+++ Extracted entries +++

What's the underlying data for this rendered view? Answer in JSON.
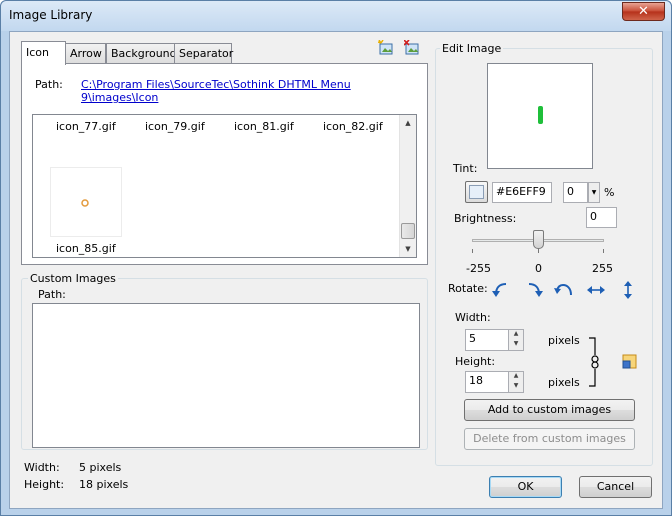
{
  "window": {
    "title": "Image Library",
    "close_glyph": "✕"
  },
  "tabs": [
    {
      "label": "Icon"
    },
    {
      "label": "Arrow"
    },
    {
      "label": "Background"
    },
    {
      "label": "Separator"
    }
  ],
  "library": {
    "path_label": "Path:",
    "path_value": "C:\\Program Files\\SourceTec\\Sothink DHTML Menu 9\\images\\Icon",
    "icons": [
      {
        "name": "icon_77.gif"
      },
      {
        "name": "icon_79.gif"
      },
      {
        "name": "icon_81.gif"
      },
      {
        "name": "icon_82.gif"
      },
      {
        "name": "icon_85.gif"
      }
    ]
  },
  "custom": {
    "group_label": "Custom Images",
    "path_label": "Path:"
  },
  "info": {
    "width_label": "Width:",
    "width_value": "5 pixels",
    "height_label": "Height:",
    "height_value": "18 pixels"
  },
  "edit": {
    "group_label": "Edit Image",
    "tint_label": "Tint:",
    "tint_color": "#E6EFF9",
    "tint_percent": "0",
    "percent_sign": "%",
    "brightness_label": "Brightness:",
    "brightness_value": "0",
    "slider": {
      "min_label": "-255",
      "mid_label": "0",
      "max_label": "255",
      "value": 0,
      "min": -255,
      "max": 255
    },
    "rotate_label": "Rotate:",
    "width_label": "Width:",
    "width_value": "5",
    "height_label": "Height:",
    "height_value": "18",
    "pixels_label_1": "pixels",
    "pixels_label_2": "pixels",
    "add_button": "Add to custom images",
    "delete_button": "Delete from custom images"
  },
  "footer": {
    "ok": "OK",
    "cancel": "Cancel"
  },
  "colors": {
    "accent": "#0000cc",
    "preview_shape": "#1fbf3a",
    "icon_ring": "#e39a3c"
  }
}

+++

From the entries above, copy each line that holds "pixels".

    "width_value": "5 pixels",
    "height_value": "18 pixels"
    "pixels_label_1": "pixels",
    "pixels_label_2": "pixels",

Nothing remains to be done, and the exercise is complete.